DUNKLEY MP Peta Murphy has described Australians as “the biggest losers in the world” when it comes to gambling.
Murphy’s comment was made after the tabling in federal parliament of a report into online gambling and its harmful effects.
“We have a culture where sport and gambling are intrinsically linked. These behaviours are causing increasingly widespread and serious harm to individuals, families, and communities,” Murphy, who chaired the House of Representatives Standing Committee on Social Policy and Legal Affairs, said.
The committee’s report makes 31 recommendations to reduce harm to Australians caused by online gambling.
The recommendations include the federal government developing and implementing a national strategy on online gambling harm reduction, supported by national regulation; an online gambling ombudsman; a harm reduction levy on online wagering service providers (WSPs); a public education campaign; more independent research; and improved data collection.
“Gambling advertising and simulated gambling through video games, is grooming children and young people to gamble and encourages riskier behaviour,” Murphy said.
“The torrent of advertising is inescapable. It is manipulating an impressionable and vulnerable audience to gamble online.”
Murphy said the committee recommended implementing a phased, comprehensive ban on online gambling advertising within three years.
The lead-in time would give major sports and broadcasters “time to find alternative advertisers and sponsors, while preventing another generation from experiencing escalating gambling harm”.
“The committee has also recommended stronger consumer protections for licenced online gambling, including a requirement for WSPs to verify their customer’s identity before accepting bets from them, a ban on inducements and a legislated duty of care.
“We have also called for a crackdown on illegal gambling websites.”
Murphy said appropriately targeted support services had been overwhelmed.
“We have recommended a range of measures to improve the availability and adequacy of the support and treatment available to those experiencing gambling harm, and to reduce stigma which is currently preventing many from seeking help.”
She said the committee supported the government’s proposed changes to the classification system to reduce the risk of harm from social casinos and loot box features in interactive games.
“We have recommended the classification scheme be consistently applied across online app stores, that a simulated gambling warning label be developed, that minimum consumer protections be applied to games and better education for young people, parents, caregivers and teachers about simulated gambling.”
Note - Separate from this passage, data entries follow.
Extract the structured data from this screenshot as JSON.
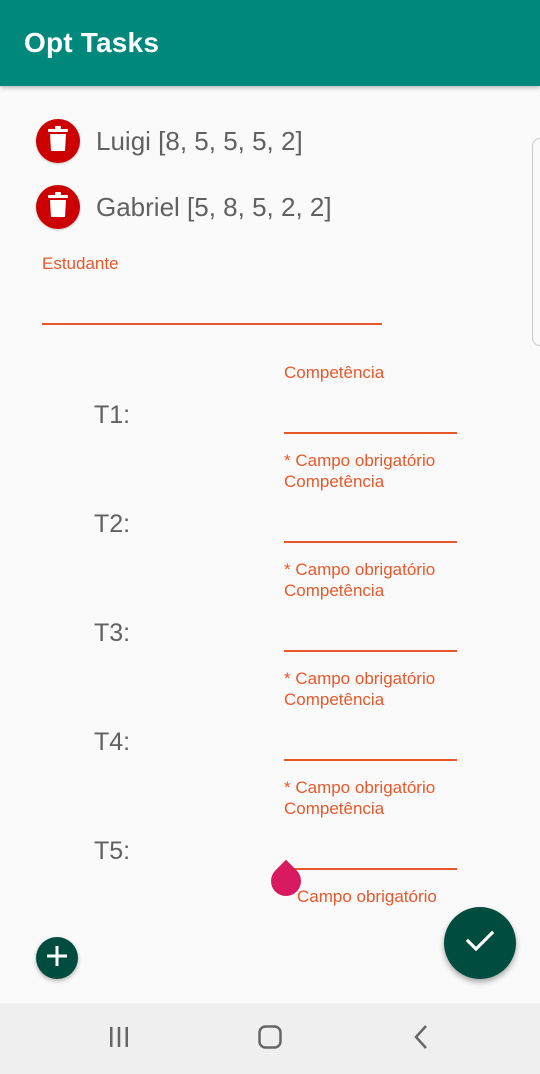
{
  "app_bar": {
    "title": "Opt Tasks",
    "color": "#00897b"
  },
  "students": [
    {
      "label": "Luigi [8, 5, 5, 5, 2]",
      "icon": "trash-icon"
    },
    {
      "label": "Gabriel [5, 8, 5, 2, 2]",
      "icon": "trash-icon"
    }
  ],
  "student_field": {
    "label": "Estudante",
    "value": ""
  },
  "tasks": [
    {
      "label": "T1:",
      "field_label": "Competência",
      "helper": "* Campo obrigatório"
    },
    {
      "label": "T2:",
      "field_label": "Competência",
      "helper": "* Campo obrigatório"
    },
    {
      "label": "T3:",
      "field_label": "Competência",
      "helper": "* Campo obrigatório"
    },
    {
      "label": "T4:",
      "field_label": "Competência",
      "helper": "* Campo obrigatório"
    },
    {
      "label": "T5:",
      "field_label": "Competência",
      "helper": "Campo obrigatório"
    }
  ],
  "buttons": {
    "add": "add-icon",
    "confirm": "check-icon"
  },
  "nav": {
    "recents": "recents-icon",
    "home": "home-icon",
    "back": "back-icon"
  },
  "colors": {
    "accent": "#e8582b",
    "fab": "#004d40",
    "delete": "#cc0000",
    "cursor": "#d81b60"
  }
}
If anyone needs support they can call the Gambling Help on 1800 858 858, Lifeline 131 114 or Beyondblue, 1300 224 636.